Nutrition Degree FAQs
Are Online Nutrition Degree Programs Available?
Yes, several schools have online nutrition programs that will help you earn your bachelor's or master's degree. These programs replace traditional classroom instruction with Internet applications like virtual classrooms, email and video presentations. Most schools award online students the same diplomas as those who study on campus. Therefore, there is no need for concern as to whether a potential employer will discriminate against an online degree.
What Careers Are Available for Nutrition Degree Graduates?
There are many career options for graduates with degrees in nutrition. Many people find jobs educating clients through their city, county or state health departments. You might also pursue a position at a hospital, insurance company, long-term care facility or research company. Interest in employee health has also motivated many companies to hire nutritionists that can give their workforce the education that they need to make smarter decisions about what they eat. Degrees earned from certain accredited schools and colleges may present the chance to pursue a career in holistic nutrition, which involves identifying and matching meals for resspective individuals.
Which Nutrition Degree Program Should I Choose?
People choose the programs that are right for them by considering a variety of factors. If you have a busy life with a job and a family, then you might want to find an accredited school that offers an online program. This allows you to earn a degree without commuting to class.
If you already have a career in the nutrition industry and would like to earn a degree that helps you advance to better paying, more challenging positions, then you might want to find a school that has an accelerated program so that you can finish your classes as soon as possible. Talk to the schools that interest you and address any issues of concern in order to pick a program that suits your needs.
The Nutrition Degree Curriculum
A nutrition curriculum should help you develop the skills to offer healthful advice to a wide range of people. Most programs offer classes in subjects like sports nutrition, multicultural health, nutrition and fitness, diet therapy, prenatal nutrition and nutrition education.

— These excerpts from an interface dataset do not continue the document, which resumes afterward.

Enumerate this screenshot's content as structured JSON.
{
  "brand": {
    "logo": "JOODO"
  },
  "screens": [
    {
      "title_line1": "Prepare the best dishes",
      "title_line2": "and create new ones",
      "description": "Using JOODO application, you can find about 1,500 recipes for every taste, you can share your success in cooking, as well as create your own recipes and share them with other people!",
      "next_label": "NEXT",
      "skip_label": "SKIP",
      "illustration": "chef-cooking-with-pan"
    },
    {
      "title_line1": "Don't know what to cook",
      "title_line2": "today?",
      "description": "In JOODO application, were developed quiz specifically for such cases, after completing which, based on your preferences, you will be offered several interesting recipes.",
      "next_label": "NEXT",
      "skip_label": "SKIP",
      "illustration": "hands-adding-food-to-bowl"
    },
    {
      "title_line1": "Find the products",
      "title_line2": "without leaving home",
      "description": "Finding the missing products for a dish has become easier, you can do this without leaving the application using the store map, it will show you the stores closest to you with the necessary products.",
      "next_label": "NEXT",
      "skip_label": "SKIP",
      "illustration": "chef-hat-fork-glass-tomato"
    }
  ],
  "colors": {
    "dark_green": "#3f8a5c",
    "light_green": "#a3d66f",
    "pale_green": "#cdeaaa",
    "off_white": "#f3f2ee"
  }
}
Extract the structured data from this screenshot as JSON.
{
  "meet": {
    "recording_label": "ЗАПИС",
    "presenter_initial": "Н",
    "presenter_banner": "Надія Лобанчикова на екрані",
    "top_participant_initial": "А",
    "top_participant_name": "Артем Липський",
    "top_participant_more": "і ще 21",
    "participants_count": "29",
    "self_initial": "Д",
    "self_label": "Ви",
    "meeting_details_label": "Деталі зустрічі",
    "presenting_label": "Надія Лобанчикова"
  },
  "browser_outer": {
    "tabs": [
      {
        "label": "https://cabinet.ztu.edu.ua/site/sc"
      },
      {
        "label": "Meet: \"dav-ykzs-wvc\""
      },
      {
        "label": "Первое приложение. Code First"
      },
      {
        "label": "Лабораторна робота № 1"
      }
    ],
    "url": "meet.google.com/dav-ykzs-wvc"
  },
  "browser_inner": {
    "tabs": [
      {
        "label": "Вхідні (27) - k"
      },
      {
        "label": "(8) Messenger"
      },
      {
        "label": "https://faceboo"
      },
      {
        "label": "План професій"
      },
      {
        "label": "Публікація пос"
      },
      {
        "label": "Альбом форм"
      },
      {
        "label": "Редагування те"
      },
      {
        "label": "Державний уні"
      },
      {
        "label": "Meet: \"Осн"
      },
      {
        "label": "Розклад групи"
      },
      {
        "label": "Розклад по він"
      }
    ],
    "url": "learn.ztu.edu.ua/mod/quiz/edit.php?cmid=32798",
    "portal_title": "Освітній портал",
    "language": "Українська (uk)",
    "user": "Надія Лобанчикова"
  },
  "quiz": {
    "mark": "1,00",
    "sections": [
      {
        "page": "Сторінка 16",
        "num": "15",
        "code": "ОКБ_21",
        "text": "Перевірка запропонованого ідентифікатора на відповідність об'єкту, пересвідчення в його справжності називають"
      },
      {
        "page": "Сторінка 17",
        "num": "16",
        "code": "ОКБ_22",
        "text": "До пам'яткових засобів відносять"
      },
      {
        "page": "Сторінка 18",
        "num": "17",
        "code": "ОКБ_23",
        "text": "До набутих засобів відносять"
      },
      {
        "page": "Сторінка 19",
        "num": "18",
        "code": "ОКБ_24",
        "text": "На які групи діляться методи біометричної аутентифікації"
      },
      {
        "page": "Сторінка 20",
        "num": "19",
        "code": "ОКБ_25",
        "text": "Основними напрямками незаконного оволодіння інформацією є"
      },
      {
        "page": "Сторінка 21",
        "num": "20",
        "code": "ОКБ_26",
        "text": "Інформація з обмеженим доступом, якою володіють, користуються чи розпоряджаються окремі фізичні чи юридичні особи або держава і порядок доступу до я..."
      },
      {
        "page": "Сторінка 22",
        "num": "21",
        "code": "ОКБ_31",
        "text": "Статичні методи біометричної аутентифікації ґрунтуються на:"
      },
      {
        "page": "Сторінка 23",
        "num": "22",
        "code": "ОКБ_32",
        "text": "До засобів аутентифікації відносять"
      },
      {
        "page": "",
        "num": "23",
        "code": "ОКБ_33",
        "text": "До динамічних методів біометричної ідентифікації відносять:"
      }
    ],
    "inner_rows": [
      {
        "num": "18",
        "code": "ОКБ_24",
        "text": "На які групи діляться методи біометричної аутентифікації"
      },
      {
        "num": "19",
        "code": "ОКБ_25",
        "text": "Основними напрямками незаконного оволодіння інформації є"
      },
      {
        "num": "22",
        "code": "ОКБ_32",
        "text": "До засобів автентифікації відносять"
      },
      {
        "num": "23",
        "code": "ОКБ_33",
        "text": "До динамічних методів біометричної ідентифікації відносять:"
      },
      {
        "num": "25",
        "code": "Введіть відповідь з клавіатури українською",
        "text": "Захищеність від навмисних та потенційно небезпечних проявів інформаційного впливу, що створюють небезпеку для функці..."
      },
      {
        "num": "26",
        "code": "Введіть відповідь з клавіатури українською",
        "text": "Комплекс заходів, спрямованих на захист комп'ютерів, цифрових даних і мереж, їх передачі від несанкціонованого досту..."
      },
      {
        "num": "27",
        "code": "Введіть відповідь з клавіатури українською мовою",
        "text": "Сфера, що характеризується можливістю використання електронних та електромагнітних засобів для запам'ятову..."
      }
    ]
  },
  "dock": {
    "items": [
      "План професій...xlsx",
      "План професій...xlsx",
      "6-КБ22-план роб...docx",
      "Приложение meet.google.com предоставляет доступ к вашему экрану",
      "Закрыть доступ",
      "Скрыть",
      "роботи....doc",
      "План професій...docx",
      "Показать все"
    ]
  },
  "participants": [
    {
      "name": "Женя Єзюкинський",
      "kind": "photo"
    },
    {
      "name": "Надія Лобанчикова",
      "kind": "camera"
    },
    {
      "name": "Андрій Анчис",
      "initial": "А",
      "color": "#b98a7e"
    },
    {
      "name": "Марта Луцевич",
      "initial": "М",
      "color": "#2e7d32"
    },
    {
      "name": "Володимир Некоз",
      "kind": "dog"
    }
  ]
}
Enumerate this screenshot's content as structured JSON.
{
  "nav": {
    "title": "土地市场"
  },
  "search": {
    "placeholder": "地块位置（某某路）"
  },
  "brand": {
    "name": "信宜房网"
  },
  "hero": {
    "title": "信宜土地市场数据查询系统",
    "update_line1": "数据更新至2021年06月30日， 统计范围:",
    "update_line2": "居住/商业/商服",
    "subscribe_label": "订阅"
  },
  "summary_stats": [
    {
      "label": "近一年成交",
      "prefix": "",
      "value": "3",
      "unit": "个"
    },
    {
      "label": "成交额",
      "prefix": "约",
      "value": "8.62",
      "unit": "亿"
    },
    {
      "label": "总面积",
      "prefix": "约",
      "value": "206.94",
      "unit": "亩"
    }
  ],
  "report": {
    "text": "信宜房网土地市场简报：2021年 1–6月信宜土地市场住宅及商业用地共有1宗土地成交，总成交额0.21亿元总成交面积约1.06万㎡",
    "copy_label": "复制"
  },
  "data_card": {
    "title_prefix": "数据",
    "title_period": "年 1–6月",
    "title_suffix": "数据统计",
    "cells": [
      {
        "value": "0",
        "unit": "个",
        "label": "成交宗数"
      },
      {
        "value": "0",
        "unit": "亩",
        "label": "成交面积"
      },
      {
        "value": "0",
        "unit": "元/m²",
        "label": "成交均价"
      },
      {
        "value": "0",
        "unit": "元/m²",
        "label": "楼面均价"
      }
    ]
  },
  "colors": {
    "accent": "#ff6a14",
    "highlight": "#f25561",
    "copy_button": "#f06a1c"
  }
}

Nutrition Student Guide
Nutrition is the study of everything related to food, from the preparation of it to its consumption to how the body handles food substances. This field of health sciences examines how health can be affected by food choices as well as how the need for nutrients influences genetics and disease. Nutritionists promote healthy eating habits that affect the lives of people every day as well as educate and prevent obesity, eating disorders, heart disease, diabetes and cancer. By studying molecular biology, genetics and biochemistry, nutritionists can investigate how metabolism and physiological responses to diet.
Although nutrition relies on science, labs and research, there is still a lot of reading in the core curriculum. Some of the texts that nutrition students may have to read include "Introduction to Human Nutrition" by Michael J. Gibney, Hester H. Vorster and Frans J. Kok, "Contemporary Nutrition: Issues and Insights" by Gordon M. Warldaw and "Clinical Nutrition" by M. Elia, O. Ljungqvist and J. Dowsett.